The Food and Drug Administration (FDA) has approved the first generic version of Narcan, the naloxone nasal spray designed to stop or reverse the effects of an opioid overdose. The brand-name Narcan was approved in 2015. Generic versions of the drug have already been available in the medical setting. Teva Pharmaceuticals’ recently approved generic naloxone nasal spray as the first approved for use in the community setting by individuals who have no medical training.
Teva’s naloxone nasal spray comes preassembled and delivers a measured dose of the drug when it is used as directed. Users need only to spray the drug into one nostril while the patient is lying on his or her back. The drug can be administered to both adults and children, and be repeated as needed.
“In the wake of the opioid crisis, a number of efforts are underway to make this emergency overdose reversal treatment more readily available and more accessible,” said Douglas Throckmorton, M.D., deputy center director for regulatory programs in the FDA’s Center for Drug Evaluation and Research.
The FDA said it also will prioritize its review of generic drug applications for naloxone. Throckmorton added that the agency has “taken the unprecedented step of helping to assist manufacturers to pursue approval of an over-the-counter naloxone product.” The FDA is also exploring other ways to increase the availability of naloxone in the community, including whether naloxone should be prescribed along with all or some opioid prescriptions to reduce the risk over overdose death.
“All together, these efforts have the potential to put a vital tool for combating opioid overdose in the hands of those who need it most – friends and families of opioid users, as well as first responders and community-based organizations,” he said.
More than 130 Americans, on average, die each day from opioid overdoses.
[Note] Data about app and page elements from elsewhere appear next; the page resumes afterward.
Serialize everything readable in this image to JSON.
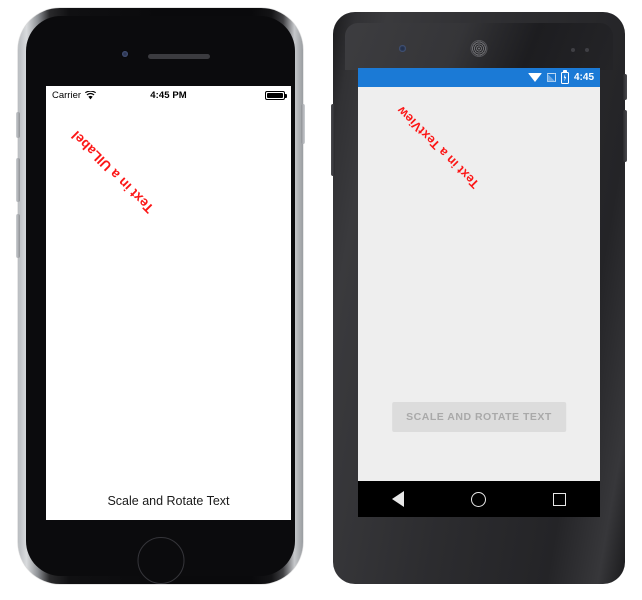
{
  "colors": {
    "android_accent": "#1b7ad6",
    "text_red": "#fc1616",
    "android_background": "#eeeeee",
    "ios_background": "#ffffff"
  },
  "ios": {
    "device_name": "iPhone",
    "status_bar": {
      "carrier": "Carrier",
      "wifi_icon": "wifi-icon",
      "time": "4:45 PM",
      "battery_icon": "battery-full-icon"
    },
    "rotated_text": "Text in a UILabel",
    "rotation_degrees": 225,
    "bottom_label": "Scale and Rotate Text",
    "hardware": {
      "camera": "front-camera",
      "speaker": "earpiece-speaker",
      "home_button": "home-button",
      "mute_switch": "mute-switch",
      "volume_up": "volume-up-button",
      "volume_down": "volume-down-button",
      "power": "power-button"
    }
  },
  "android": {
    "device_name": "Nexus",
    "status_bar": {
      "wifi_icon": "wifi-icon",
      "signal_icon": "signal-icon",
      "battery_icon": "battery-charging-icon",
      "time": "4:45"
    },
    "rotated_text": "Text in a TextView",
    "rotation_degrees": 225,
    "button_label": "SCALE AND ROTATE TEXT",
    "nav_bar": {
      "back": "back-icon",
      "home": "home-icon",
      "recents": "recents-icon"
    },
    "hardware": {
      "camera": "front-camera",
      "speaker": "earpiece-speaker",
      "sensor": "proximity-sensor",
      "power": "power-button",
      "volume": "volume-rocker"
    }
  }
}
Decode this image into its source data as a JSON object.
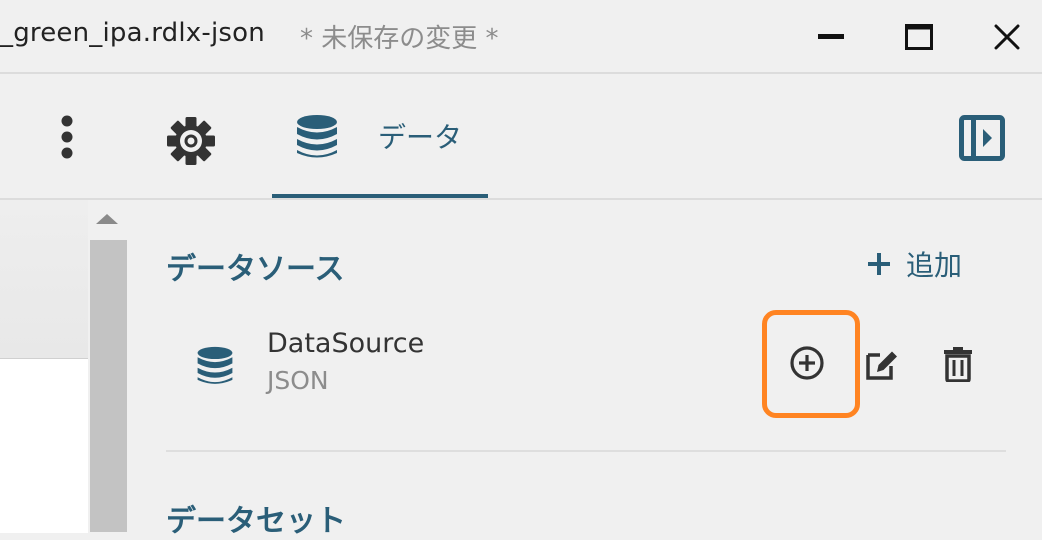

Last year, as the opioid epidemic reached new heights, Surgeon General Vice Admiral Jerome Adams, M.D., MPH, issued a health advisory that family, friends and those personally at risk for opioid overdose have naloxone on hand in the event of an overdose.